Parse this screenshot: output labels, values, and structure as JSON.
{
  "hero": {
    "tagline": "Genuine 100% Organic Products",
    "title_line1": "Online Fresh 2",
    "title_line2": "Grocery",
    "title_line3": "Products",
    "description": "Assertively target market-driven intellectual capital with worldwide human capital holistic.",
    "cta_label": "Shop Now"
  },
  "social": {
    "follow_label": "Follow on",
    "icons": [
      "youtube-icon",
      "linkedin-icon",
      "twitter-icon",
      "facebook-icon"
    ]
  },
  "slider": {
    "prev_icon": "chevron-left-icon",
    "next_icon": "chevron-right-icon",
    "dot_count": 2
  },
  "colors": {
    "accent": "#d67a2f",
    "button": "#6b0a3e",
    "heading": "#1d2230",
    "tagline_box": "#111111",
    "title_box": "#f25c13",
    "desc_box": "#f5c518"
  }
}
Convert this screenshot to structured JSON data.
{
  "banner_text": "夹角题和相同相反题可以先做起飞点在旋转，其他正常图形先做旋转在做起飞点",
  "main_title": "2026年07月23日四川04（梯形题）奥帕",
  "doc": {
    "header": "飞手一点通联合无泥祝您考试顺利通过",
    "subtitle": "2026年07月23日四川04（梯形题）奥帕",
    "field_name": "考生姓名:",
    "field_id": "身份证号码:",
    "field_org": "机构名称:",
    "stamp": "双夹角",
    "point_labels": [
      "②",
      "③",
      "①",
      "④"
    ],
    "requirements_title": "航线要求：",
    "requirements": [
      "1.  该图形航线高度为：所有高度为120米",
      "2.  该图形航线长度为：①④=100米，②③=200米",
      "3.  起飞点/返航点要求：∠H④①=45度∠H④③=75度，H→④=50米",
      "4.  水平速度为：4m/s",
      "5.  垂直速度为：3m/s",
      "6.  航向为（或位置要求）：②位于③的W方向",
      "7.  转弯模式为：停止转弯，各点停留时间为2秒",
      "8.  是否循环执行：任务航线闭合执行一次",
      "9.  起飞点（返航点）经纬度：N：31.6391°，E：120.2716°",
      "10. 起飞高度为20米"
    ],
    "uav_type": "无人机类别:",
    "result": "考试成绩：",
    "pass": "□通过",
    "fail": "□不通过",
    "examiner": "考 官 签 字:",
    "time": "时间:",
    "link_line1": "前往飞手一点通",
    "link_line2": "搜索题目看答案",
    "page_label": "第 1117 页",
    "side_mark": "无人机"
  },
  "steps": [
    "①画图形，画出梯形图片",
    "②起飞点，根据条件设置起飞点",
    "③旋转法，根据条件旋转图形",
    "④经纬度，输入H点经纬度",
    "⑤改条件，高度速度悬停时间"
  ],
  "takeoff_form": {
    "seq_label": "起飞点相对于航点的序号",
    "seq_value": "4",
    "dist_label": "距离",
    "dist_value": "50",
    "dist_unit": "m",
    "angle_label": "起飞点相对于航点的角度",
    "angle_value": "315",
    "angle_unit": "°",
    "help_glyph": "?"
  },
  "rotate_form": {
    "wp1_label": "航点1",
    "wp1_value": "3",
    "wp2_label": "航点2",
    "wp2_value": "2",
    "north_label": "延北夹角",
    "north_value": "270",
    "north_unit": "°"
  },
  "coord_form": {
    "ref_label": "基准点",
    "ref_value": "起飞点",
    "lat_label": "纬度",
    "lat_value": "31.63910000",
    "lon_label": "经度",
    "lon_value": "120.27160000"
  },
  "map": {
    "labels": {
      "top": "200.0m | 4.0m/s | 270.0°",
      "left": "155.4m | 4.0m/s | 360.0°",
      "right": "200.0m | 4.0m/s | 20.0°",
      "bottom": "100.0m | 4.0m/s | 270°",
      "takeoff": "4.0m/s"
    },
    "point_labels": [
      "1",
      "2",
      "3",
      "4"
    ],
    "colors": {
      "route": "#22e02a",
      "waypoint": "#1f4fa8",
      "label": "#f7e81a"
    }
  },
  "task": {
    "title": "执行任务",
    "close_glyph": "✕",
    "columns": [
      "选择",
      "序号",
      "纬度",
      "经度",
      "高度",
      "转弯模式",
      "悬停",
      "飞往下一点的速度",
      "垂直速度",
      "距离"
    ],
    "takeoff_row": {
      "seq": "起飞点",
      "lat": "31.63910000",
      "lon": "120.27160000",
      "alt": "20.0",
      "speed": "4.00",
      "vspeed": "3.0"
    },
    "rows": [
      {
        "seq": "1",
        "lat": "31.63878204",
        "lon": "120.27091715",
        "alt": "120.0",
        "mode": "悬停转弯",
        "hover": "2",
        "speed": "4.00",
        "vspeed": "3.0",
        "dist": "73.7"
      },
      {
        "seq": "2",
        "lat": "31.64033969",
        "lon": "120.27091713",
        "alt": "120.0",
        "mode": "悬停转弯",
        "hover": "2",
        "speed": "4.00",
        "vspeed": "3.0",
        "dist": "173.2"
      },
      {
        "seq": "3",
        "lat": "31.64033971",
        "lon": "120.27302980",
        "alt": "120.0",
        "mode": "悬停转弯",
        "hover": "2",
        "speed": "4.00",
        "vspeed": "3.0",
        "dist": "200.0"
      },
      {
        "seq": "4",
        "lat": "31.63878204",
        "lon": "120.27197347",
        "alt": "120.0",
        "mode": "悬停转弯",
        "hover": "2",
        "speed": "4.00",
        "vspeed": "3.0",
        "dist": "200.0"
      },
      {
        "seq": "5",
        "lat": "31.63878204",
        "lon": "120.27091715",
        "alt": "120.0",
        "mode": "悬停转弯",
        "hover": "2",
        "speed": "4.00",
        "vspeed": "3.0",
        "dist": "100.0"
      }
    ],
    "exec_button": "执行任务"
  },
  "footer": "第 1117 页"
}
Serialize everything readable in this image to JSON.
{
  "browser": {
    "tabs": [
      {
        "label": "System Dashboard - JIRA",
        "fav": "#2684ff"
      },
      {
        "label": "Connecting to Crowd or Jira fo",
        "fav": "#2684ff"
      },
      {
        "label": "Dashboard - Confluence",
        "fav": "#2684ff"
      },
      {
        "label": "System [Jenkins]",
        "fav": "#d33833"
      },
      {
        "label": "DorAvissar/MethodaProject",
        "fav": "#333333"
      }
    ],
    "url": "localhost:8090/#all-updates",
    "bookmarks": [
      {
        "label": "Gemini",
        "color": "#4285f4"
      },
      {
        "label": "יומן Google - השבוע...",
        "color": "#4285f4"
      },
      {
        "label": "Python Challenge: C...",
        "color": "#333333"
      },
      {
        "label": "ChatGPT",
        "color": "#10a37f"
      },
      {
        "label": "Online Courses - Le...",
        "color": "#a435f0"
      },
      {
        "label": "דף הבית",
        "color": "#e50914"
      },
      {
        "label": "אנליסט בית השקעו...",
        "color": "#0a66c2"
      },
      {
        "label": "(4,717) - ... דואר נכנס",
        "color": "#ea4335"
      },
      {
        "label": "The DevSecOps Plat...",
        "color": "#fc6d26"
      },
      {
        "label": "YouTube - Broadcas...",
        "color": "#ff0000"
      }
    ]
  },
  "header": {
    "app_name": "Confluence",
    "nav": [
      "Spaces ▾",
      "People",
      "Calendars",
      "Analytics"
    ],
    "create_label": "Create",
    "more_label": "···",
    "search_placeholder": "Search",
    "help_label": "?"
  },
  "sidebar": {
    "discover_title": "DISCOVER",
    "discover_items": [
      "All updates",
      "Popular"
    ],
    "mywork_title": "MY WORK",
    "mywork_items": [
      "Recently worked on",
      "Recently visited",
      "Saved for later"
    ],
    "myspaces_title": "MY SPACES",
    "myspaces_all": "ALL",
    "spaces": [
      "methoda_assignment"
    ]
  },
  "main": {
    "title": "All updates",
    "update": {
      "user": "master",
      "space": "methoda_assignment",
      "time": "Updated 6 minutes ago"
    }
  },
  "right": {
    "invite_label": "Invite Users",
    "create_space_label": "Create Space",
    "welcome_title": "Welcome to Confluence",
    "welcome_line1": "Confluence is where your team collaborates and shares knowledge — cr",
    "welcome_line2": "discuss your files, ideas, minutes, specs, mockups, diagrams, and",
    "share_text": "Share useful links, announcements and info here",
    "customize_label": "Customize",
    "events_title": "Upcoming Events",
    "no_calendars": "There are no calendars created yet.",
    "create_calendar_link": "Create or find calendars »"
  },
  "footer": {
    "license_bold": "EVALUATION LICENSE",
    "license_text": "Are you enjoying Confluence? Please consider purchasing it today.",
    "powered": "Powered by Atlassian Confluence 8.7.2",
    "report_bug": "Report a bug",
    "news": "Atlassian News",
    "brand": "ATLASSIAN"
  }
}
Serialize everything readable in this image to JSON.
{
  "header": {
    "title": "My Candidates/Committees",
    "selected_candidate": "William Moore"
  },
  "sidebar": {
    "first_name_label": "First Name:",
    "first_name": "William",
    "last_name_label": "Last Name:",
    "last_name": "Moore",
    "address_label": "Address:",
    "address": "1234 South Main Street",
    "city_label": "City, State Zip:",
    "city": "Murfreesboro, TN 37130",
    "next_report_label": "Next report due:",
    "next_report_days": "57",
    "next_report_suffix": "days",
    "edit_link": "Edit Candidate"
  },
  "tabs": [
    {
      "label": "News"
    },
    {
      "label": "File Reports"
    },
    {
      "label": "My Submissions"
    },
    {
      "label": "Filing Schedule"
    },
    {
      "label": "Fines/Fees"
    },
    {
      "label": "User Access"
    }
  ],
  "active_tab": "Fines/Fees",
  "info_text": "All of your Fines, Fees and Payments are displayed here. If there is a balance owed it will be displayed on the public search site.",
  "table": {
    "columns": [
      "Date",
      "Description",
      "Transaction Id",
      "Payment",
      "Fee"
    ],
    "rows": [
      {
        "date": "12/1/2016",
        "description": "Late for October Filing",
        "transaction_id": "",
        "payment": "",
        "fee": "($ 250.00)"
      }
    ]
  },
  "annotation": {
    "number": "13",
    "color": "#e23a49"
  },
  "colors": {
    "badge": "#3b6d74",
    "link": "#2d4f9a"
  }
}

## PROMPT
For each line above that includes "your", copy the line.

## TASK RESULT
    "welcome_line1": "Confluence is where your team collaborates and shares knowledge — cr",
    "welcome_line2": "discuss your files, ideas, minutes, specs, mockups, diagrams, and",
  "info_text": "All of your Fines, Fees and Payments are displayed here. If there is a balance owed it will be displayed on the public search site.",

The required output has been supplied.